Exercise objective:
Report back every line in the data that includes the string "card".

[Records from a collection]
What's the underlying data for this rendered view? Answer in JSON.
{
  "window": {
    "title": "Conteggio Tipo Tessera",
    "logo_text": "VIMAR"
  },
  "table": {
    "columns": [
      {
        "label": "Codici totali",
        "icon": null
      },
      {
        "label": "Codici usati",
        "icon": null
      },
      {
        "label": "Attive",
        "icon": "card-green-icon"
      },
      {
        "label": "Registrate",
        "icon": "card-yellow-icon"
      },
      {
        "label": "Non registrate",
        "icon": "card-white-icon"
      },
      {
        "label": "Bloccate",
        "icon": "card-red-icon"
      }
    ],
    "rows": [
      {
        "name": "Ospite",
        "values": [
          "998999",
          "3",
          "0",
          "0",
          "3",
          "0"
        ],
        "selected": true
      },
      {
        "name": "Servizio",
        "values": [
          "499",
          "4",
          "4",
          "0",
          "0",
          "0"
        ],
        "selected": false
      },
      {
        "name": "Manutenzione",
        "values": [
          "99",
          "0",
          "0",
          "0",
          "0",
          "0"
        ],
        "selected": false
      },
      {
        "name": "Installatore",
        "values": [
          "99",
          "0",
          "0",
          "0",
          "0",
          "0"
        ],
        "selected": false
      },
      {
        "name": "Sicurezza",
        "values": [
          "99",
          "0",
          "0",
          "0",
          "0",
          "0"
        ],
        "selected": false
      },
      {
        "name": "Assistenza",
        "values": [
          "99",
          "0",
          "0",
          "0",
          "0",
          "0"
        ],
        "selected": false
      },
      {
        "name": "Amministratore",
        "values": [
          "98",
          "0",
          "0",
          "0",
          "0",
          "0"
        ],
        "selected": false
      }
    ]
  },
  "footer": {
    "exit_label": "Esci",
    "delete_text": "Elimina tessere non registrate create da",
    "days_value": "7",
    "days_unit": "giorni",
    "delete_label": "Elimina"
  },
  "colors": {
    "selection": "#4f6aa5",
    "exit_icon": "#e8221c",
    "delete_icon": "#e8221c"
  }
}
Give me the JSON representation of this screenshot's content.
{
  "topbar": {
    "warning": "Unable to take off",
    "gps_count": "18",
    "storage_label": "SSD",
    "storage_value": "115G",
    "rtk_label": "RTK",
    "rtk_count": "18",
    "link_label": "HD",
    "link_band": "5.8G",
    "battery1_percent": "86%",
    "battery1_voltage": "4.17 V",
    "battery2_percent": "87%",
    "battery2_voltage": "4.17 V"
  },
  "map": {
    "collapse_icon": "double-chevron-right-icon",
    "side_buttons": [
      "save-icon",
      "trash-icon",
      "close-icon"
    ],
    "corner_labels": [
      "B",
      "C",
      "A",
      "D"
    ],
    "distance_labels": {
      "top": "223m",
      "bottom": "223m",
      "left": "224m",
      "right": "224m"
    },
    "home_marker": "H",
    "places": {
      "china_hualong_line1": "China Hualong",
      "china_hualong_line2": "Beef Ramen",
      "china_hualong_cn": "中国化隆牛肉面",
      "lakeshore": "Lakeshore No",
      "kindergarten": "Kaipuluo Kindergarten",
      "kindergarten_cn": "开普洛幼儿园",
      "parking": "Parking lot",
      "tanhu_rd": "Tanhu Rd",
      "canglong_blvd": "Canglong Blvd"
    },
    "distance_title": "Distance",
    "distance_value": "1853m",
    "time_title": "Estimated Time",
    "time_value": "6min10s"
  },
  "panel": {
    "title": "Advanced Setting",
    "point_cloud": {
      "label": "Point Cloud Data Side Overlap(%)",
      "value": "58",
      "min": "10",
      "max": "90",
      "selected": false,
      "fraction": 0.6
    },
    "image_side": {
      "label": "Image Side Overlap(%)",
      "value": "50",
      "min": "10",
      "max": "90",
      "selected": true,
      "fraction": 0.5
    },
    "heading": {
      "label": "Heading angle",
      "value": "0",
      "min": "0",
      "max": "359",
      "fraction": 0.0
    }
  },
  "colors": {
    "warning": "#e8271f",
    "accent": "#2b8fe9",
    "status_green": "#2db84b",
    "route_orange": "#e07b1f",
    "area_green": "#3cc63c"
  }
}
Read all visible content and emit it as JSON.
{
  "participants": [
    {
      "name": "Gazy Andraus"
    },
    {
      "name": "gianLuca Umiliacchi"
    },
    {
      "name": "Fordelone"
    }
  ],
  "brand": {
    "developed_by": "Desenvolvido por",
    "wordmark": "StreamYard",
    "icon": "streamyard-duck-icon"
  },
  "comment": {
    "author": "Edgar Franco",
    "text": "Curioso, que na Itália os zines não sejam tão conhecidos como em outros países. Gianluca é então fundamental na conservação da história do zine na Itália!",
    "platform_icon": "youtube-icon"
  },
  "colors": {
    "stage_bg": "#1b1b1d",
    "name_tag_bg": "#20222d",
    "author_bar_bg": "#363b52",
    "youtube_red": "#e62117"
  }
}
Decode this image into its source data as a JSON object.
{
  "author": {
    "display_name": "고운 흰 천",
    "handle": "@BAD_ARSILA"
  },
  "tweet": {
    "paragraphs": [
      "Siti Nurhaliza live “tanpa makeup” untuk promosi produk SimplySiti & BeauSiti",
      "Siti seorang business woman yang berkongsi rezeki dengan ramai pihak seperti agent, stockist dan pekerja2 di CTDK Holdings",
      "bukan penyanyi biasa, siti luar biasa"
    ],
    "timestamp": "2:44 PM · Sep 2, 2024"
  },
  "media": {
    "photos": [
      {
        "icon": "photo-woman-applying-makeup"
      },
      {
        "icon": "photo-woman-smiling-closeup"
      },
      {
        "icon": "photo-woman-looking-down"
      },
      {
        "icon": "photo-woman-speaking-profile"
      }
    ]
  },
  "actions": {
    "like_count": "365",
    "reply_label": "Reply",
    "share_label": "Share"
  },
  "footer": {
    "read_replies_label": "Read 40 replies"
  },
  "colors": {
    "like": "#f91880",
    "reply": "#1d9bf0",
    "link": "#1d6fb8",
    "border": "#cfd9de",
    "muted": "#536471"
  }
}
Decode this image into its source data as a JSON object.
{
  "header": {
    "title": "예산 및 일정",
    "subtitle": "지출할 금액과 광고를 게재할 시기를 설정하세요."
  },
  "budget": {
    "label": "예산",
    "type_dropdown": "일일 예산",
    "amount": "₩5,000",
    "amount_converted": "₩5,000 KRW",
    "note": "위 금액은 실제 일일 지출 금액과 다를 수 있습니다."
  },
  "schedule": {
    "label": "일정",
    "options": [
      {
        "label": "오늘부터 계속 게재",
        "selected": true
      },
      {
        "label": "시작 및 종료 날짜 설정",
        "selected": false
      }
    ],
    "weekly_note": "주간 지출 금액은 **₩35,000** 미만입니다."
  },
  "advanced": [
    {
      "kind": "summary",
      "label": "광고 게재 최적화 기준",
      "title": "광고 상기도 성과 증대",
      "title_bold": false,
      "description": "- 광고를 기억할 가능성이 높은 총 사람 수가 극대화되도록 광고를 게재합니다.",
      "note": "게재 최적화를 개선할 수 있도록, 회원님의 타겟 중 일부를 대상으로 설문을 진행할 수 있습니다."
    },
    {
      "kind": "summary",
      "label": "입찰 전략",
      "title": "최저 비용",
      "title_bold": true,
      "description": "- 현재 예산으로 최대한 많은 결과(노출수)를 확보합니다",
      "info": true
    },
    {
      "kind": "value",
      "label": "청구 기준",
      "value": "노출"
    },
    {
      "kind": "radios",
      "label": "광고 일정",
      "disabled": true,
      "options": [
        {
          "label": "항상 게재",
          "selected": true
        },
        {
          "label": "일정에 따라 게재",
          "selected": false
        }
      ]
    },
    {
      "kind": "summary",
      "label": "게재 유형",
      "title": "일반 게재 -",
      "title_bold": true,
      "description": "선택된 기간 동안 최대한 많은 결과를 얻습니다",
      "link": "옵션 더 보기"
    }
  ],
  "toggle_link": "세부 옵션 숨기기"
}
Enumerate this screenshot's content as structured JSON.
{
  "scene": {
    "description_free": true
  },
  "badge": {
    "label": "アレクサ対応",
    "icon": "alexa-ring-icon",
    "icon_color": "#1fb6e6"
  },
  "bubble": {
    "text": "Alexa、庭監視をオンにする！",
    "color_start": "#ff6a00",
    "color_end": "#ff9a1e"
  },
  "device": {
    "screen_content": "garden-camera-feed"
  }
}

Answer:
        "icon": "card-green-icon"
        "icon": "card-yellow-icon"
        "icon": "card-white-icon"
        "icon": "card-red-icon"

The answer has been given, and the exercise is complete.